Is this really true??
Let's take a look at some things and try to logically pick this apart.
In any voluntary economic exchange, an advantage accrues to both parties. That is, both the business owner and the worker will benefit. Now, if these persons who are being discriminated against really have so much to contribute, then it is the business owner who is losing out. Isn't that true?
The business owner should have an innate economic incentive not to discriminate against job applicants if they have more to contribute.
Now, let's turn around and analyze this from the perspective of the workers. I mean, maybe after all the way discrimination costs the economy really has nothing to do with what they are contributing to employers.
The claim here that discrimination will "cost the economy billions" might be based on the simple idea that if a person does not get hired to a higher paying job, because of discrimination, then that is money lost to the economy.
But it doesn't take but a brief logical look at this to understand that that's not true.
"Discrimination" normally implies that someone else got that job instead. So aren't we really talking about the same amount of money in the economy? It would just have to do with who gets that money. (which is another debatable issue, but one that we are not going to look at here)
Now something else I cannot understand, that seems very fundamentally inconsistent, is that this idea that discrimination hurts a segment of the population, necessarily seems to be based on the premise that there are "only so many of the good-paying jobs" in the economy.

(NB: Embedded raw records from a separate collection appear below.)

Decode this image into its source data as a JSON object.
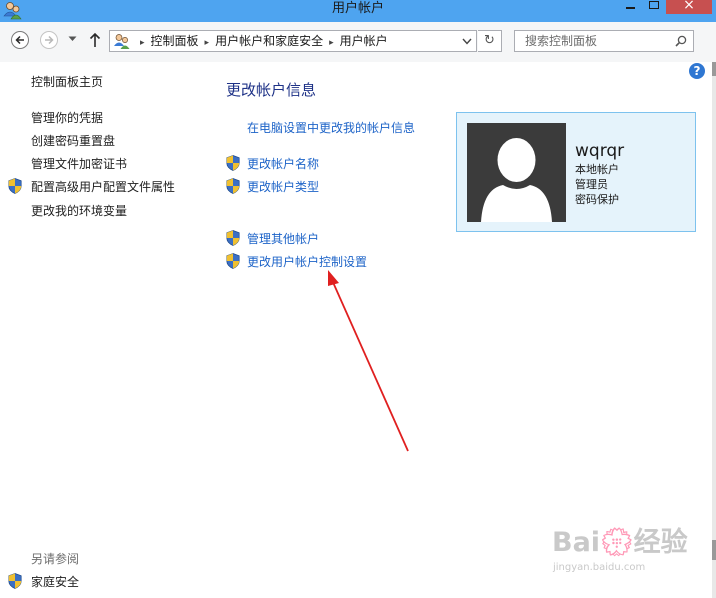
{
  "window": {
    "title": "用户帐户",
    "close_glyph": "×"
  },
  "address_bar": {
    "breadcrumbs": [
      "控制面板",
      "用户帐户和家庭安全",
      "用户帐户"
    ],
    "separator": "▸",
    "search_placeholder": "搜索控制面板"
  },
  "help": {
    "glyph": "?"
  },
  "left_pane": {
    "home": "控制面板主页",
    "links": [
      "管理你的凭据",
      "创建密码重置盘",
      "管理文件加密证书",
      "配置高级用户配置文件属性",
      "更改我的环境变量"
    ],
    "see_also_title": "另请参阅",
    "see_also_link": "家庭安全"
  },
  "main": {
    "heading": "更改帐户信息",
    "pc_settings_link": "在电脑设置中更改我的帐户信息",
    "tasks": [
      "更改帐户名称",
      "更改帐户类型"
    ],
    "other_tasks": [
      "管理其他帐户",
      "更改用户帐户控制设置"
    ]
  },
  "account": {
    "name": "wqrqr",
    "type": "本地帐户",
    "role": "管理员",
    "protection": "密码保护"
  },
  "watermark": {
    "logo": "Bai💮经验",
    "url": "jingyan.baidu.com"
  },
  "colors": {
    "titlebar": "#4ea4f0",
    "link": "#1e64c8",
    "heading": "#1e3287",
    "card_bg": "#e5f3fb",
    "card_border": "#7dc2ee",
    "arrow": "#e02020",
    "close_button": "#c75050"
  }
}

But this same group of intellectuals claiming that discrimination costs the economy, are also the same group who claim that immigration is beneficial to the economy, claiming that people create jobs, and that it is not a zero sum game. But how in the world are these two different views possibly consistent? You're claiming there are not enough of the good jobs, so we need to make sure certain groups of people don't get discriminated against, but at the same time you claim there are absolutely no worries about bringing in more people, because they are automatically going to create as many new good jobs as they take.
This seems very wishful thinking at best, intellectually dishonest at worst. Like these economic theorists want to have their cake and eat it too. You can't claim both and be consistent about it.
Either raising the level of immigration will result in less opportunity for everyone else, or there should be no worries about minorities being discriminated against, because there will inherently be plenty of other equally good opportunities elsewhere.
This all to me seems like just another hair-brained claim.
I am writing this little thread so that, whenever someone anywhere else makes this claim, I can link back to here. Will save me having to write out a long explanation and derailing that other thread.